Rep. Katie Porter (D-CA) grilled Treasury Secretary Steve Mnuchin over massive losses posted by Deutsche Bank — and over the lender’s inaction over suspicious transactions by President Donald Trump.
The California Democrat asked Mnuchin during a House Financial Services Committee hearing about the German bank’s recent $3 billion loss, and whether Treasury Department banking deregulation could put investors in its U.S. subsidiary at risk.
“How did Deutsche Bank manage to lose $3 billion and not see it coming?” she asked. “How the hell do you lose $3 billion and not see that coming?”
Mnuchin said “a lot of people” lost $3 billion, and he agreed that U.S. officials didn’t want to see that happen again.
“I am familiar with some of their really bad investments, and I find it really hard to believe they made them,” Mnuchin said.
Porter pointed out that Deutsche Bank had failed its own stress tests and engaged in questionable international activity in Iran, Libya, Russia and Syria — and involving the U.S. president.
“It came to light that Deutsche Bank had willfully decided to ignore suspicious activity reports with regard to the president and his son-in-law,” Porter said. “What is your plan to hold Deutsche Bank responsible for failing to do appropriate oversight and respond to the regulatory controls in place with regard to the SARs?”
Mnuchin said he could not comment publicly on SARs, which he read news accounts on, but promised to follow up with the committee.
“Are you planning to ask the German banking authority also to do additional oversight of Deutsche Bank, especially now that we regulate them much less than we used to?” Porter said.
Mnuchin tried to assure Porter that Deutsche Bank’s activity would not jeopardize the U.S. financial system, and he promised to speak with his European counterparts about the issue.
Swiss holding ‘funeral march’ to mark disappearance of an Alpine glacier
Dozens of people will undertake a "funeral march" up a steep Swiss mountainside on Sunday to mark the disappearance of an Alpine glacier amid growing global alarm over climate change.
The Pizol "has lost so much substance that from a scientific perspective it is no longer a glacier," Alessandra Degiacomi, of the Swiss Association for Climate Protection, told AFP.
The organisation which helped organise Sunday's march said around 100 people were due to take part in the event, set to take place as the UN gathers youth activists and world leaders in New York to mull the action needed to curb global warming.

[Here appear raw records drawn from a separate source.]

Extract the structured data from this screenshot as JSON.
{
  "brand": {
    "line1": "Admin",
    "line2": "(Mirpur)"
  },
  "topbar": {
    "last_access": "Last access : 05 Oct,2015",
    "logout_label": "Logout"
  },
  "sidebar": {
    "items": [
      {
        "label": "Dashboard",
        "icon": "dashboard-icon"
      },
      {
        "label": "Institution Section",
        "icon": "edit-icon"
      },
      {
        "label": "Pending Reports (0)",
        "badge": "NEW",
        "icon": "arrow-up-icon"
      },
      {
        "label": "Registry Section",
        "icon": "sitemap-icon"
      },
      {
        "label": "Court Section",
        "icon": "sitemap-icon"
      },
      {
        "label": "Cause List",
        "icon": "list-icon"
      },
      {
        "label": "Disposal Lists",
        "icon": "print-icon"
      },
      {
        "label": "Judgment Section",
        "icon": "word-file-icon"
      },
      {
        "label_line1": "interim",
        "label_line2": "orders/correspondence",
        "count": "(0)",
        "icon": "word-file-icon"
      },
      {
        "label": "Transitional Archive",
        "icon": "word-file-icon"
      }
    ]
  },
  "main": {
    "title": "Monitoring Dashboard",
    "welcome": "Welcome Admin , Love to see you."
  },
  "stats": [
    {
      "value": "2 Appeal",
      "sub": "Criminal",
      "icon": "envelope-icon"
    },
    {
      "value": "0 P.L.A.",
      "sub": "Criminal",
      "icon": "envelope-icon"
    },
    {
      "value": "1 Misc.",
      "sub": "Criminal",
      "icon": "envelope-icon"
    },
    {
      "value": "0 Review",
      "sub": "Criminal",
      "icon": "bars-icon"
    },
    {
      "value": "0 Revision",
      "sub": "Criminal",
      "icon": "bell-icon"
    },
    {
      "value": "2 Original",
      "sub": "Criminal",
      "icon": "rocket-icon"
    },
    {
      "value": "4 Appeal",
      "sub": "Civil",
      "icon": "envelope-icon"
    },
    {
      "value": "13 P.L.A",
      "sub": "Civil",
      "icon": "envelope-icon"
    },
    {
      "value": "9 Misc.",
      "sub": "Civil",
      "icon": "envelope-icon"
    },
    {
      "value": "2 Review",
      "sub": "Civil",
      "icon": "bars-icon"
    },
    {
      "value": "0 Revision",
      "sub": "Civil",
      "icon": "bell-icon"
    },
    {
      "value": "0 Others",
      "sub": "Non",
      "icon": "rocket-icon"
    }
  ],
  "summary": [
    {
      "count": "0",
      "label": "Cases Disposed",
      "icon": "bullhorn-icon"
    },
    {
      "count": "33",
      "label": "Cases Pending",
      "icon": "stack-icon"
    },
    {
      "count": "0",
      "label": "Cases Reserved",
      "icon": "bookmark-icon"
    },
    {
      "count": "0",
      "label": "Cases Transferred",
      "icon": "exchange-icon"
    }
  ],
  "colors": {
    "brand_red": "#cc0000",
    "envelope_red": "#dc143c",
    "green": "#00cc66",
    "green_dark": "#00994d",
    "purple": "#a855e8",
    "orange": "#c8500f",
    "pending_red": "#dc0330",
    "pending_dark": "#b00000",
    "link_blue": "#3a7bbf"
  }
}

UAW strike ‘threatens to upend the economy in Michigan’ — and could destroy Trump’s re-election: report
At the end of the first week of a major strike by the United Auto Workers, the employment standoff threatens to upend President Donald Trump's 2020 re-election map, the Chicago Times reported Saturday.

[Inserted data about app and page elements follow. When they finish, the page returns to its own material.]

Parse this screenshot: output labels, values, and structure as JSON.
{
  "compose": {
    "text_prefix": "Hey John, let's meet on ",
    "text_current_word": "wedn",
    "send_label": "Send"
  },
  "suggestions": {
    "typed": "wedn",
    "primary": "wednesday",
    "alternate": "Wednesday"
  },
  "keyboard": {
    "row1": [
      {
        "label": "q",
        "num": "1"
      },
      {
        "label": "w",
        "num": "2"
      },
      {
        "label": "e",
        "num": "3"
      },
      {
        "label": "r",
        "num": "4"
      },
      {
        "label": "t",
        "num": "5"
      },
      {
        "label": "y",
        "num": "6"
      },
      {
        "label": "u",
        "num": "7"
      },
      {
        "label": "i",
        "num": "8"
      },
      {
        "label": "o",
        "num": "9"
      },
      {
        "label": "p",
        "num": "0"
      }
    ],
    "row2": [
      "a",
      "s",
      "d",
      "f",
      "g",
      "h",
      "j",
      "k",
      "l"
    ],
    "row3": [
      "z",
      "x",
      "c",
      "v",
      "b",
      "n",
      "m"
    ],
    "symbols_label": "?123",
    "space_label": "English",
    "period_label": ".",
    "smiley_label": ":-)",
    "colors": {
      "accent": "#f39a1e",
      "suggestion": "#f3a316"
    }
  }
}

Approximately 46,000 workers have been striking against General Motors.
There are two major threats to Trump's campaign from the strike.

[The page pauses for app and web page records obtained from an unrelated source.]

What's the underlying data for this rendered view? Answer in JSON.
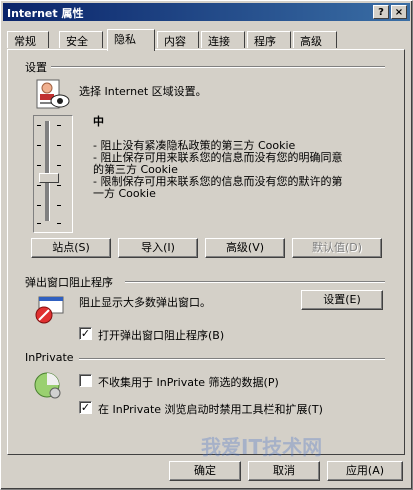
{
  "window": {
    "title": "Internet 属性",
    "help_btn": "?",
    "close_btn": "×"
  },
  "tabs": [
    "常规",
    "安全",
    "隐私",
    "内容",
    "连接",
    "程序",
    "高级"
  ],
  "settings": {
    "group_label": "设置",
    "instruction": "选择 Internet 区域设置。",
    "level": "中",
    "desc": [
      "- 阻止没有紧凑隐私政策的第三方 Cookie",
      "- 阻止保存可用来联系您的信息而没有您的明确同意",
      "  的第三方 Cookie",
      "- 限制保存可用来联系您的信息而没有您的默许的第",
      "  一方 Cookie"
    ],
    "buttons": [
      "站点(S)",
      "导入(I)",
      "高级(V)",
      "默认值(D)"
    ]
  },
  "popup": {
    "group_label": "弹出窗口阻止程序",
    "text": "阻止显示大多数弹出窗口。",
    "settings_btn": "设置(E)",
    "checkbox": "打开弹出窗口阻止程序(B)",
    "checked": true
  },
  "inprivate": {
    "group_label": "InPrivate",
    "opt1": "不收集用于 InPrivate 筛选的数据(P)",
    "opt1_checked": false,
    "opt2": "在 InPrivate 浏览启动时禁用工具栏和扩展(T)",
    "opt2_checked": true
  },
  "footer": {
    "ok": "确定",
    "cancel": "取消",
    "apply": "应用(A)"
  },
  "watermark": "我爱IT技术网"
}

The first is that the strike could cause regional recessions -- threatening Trump's political standing in key Rust Belt states.
Security forces fired live rounds at protesters calling for the ouster of Egyptian president: report
Egyptian security forces clashed with hundreds of anti-government protesters in the port city of Suez on Saturday, firing tear gas and live rounds, said several residents who participated in the demonstrations.
A heavy security presence was also maintained in Cairo's Tahrir Square, the epicentre of Egypt's 2011 revolution, after protests in several cities called for the removal of general-turned-president Abdel Fattah al-Sisi.
Such demonstrations are rare after Egypt effectively banned protests under a law passed following the 2013 military ouster of Islamist ex-president Mohamed Morsi.